WHAT YOU HAVE TO DO:
From the data below, copy each line that includes the word "date".

ENTRIES PROVIDED:

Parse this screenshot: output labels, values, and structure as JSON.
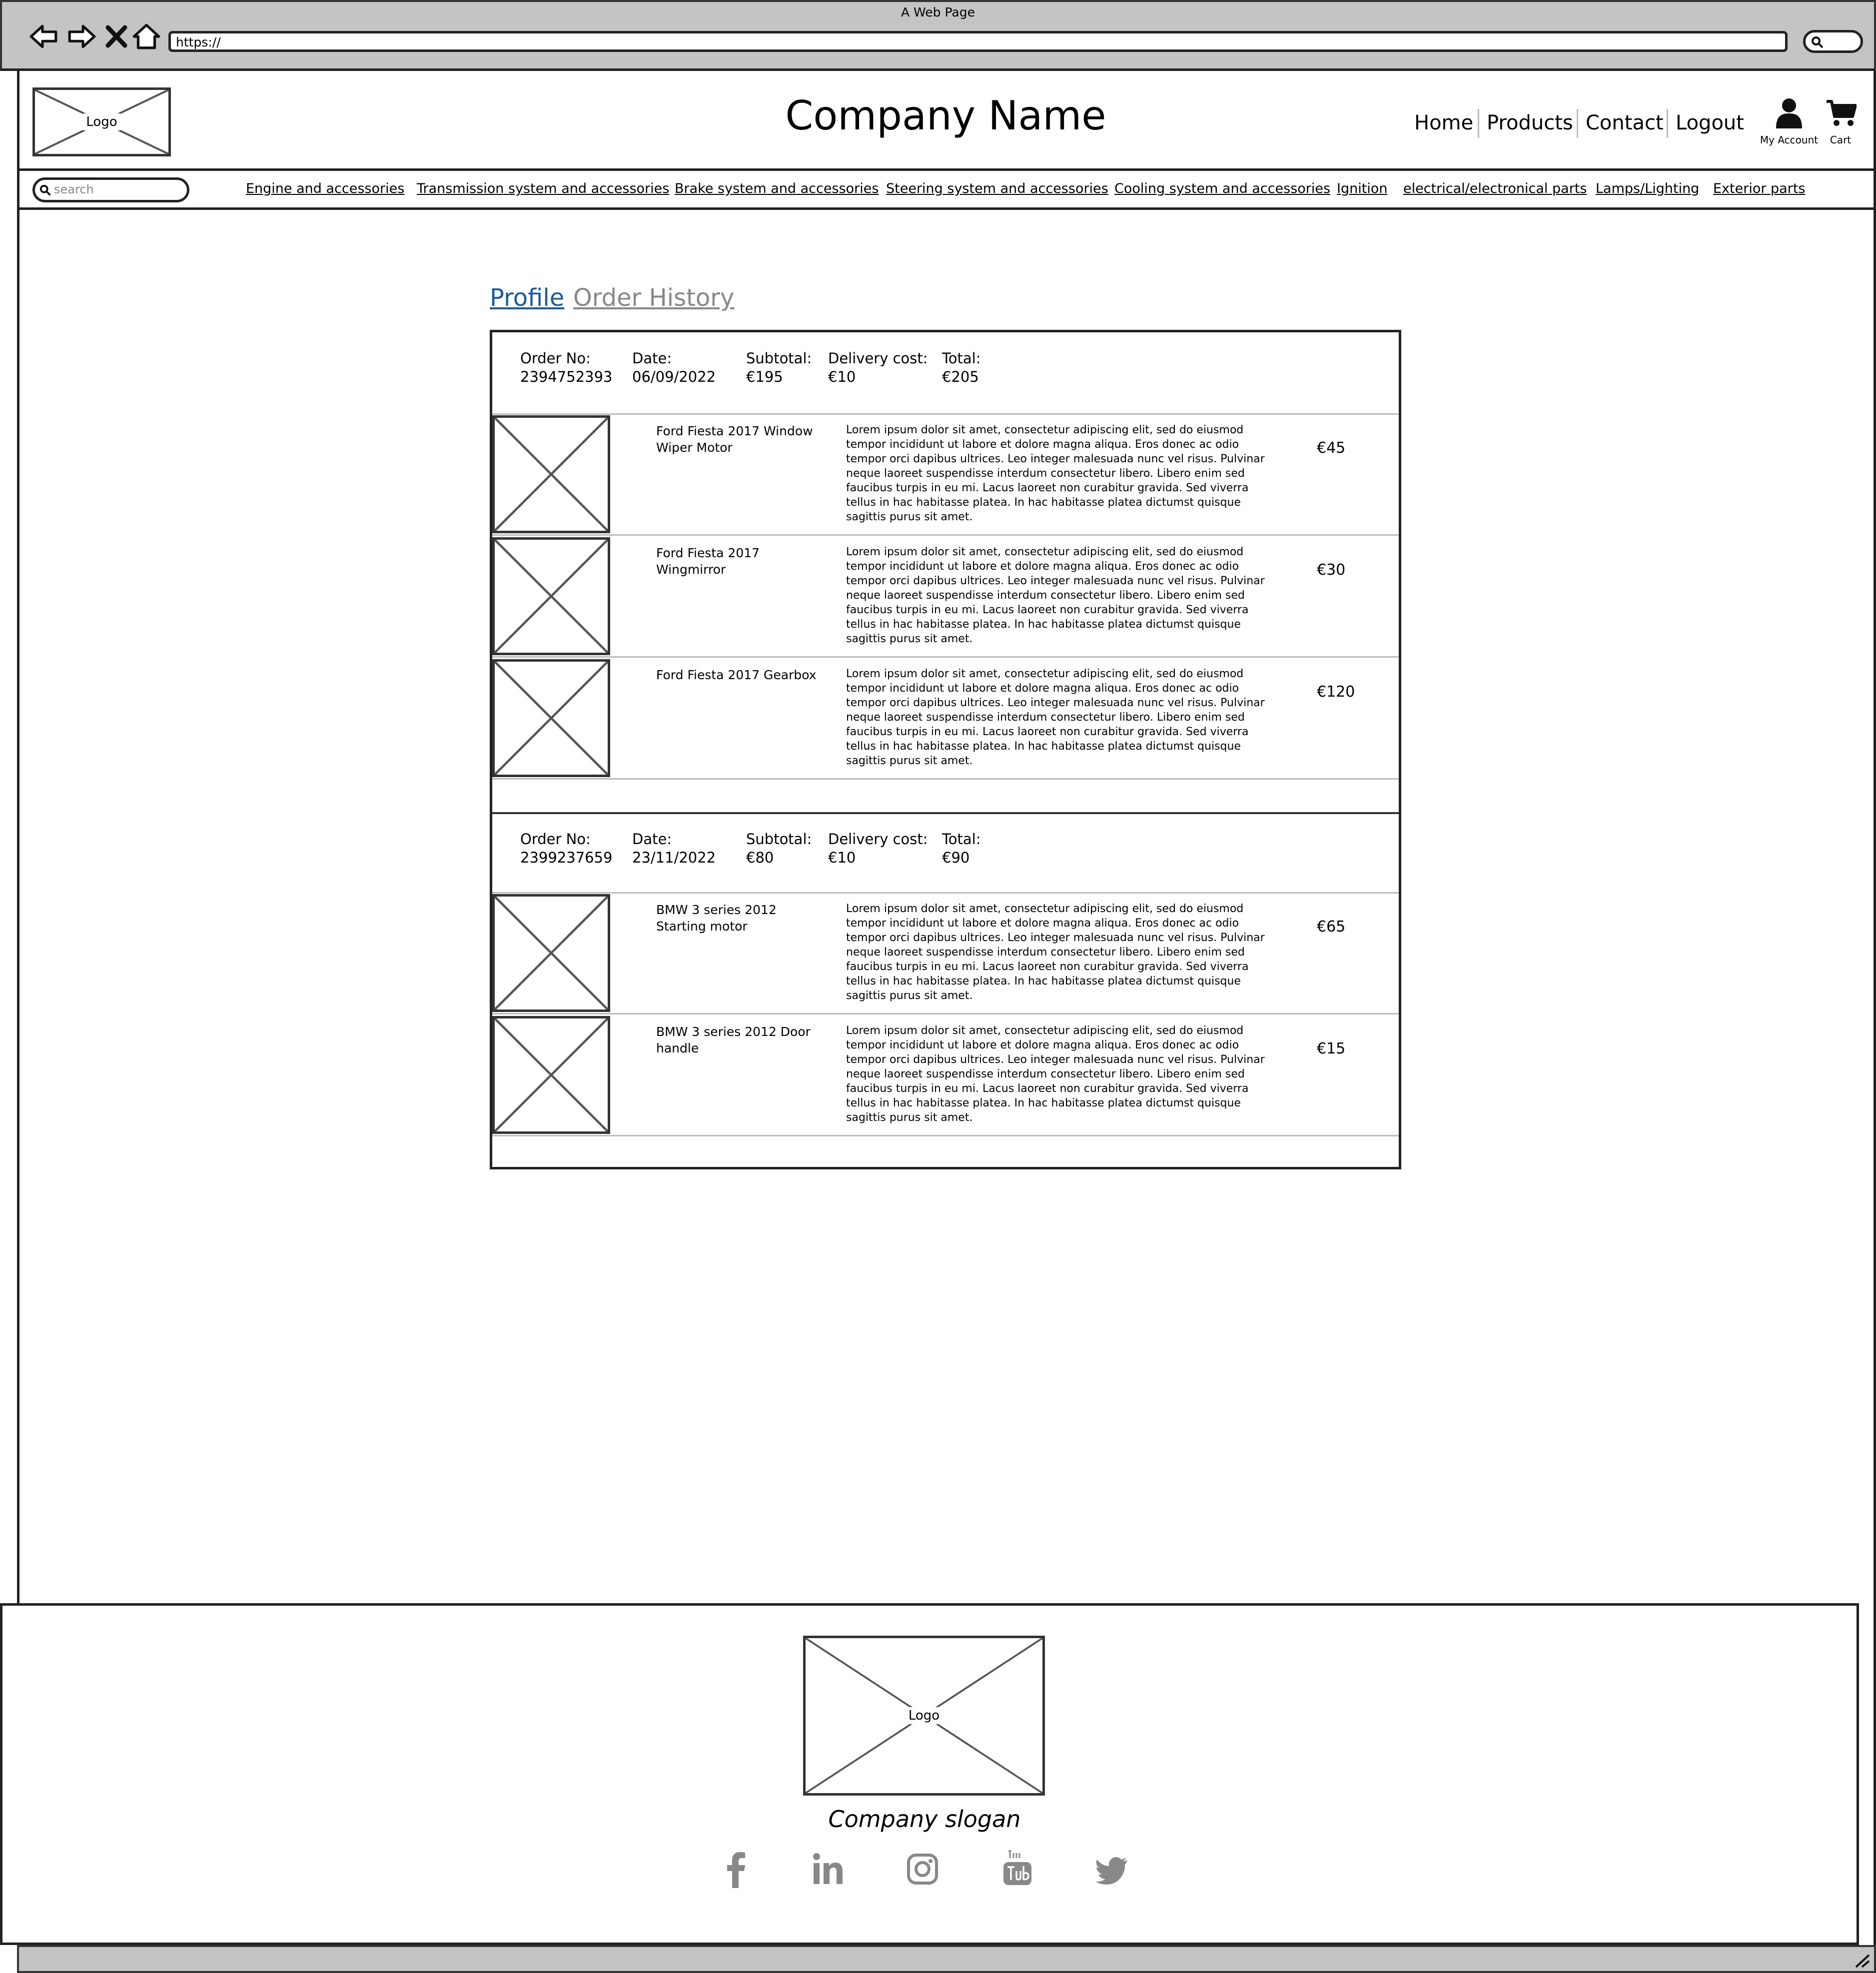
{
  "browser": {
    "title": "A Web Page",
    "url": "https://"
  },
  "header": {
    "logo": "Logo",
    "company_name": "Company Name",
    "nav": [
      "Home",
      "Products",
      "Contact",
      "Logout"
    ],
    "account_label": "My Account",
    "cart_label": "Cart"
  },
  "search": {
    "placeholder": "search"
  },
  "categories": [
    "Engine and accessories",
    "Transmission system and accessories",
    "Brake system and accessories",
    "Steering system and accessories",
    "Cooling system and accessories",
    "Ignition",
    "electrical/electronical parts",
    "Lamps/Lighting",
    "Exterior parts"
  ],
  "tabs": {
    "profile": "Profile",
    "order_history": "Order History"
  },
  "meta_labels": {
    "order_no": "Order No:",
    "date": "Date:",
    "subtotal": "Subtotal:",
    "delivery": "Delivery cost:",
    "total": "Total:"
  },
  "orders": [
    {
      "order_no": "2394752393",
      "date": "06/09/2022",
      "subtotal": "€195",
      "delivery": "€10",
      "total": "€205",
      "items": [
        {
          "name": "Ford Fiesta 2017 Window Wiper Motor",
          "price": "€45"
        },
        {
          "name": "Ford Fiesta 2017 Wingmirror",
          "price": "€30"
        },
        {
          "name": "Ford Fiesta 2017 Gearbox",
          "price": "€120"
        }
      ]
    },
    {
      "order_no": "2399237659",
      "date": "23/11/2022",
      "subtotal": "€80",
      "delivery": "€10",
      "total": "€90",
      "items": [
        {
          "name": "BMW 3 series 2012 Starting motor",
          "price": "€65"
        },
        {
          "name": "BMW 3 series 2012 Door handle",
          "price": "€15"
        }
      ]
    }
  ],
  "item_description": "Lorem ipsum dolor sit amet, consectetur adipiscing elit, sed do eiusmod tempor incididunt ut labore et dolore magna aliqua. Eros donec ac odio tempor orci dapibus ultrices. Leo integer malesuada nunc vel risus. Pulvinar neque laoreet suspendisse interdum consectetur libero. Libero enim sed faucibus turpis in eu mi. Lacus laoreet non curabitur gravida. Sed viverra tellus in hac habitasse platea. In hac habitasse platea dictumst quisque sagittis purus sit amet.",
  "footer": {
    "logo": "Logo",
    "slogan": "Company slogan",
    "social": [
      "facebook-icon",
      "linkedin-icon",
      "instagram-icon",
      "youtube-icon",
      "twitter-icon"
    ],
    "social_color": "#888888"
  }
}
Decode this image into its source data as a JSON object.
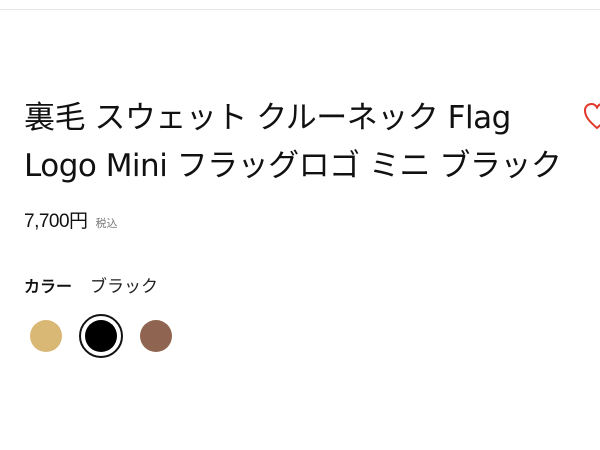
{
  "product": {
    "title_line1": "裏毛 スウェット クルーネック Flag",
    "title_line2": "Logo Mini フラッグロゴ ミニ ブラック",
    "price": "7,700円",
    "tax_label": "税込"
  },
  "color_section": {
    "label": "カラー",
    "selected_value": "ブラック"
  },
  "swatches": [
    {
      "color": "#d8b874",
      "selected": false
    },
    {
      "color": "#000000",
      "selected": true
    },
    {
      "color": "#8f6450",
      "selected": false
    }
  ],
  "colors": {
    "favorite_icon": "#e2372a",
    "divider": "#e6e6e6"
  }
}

TASK RESULT:
    "date": "Date:",
      "date": "06/09/2022",
      "date": "23/11/2022",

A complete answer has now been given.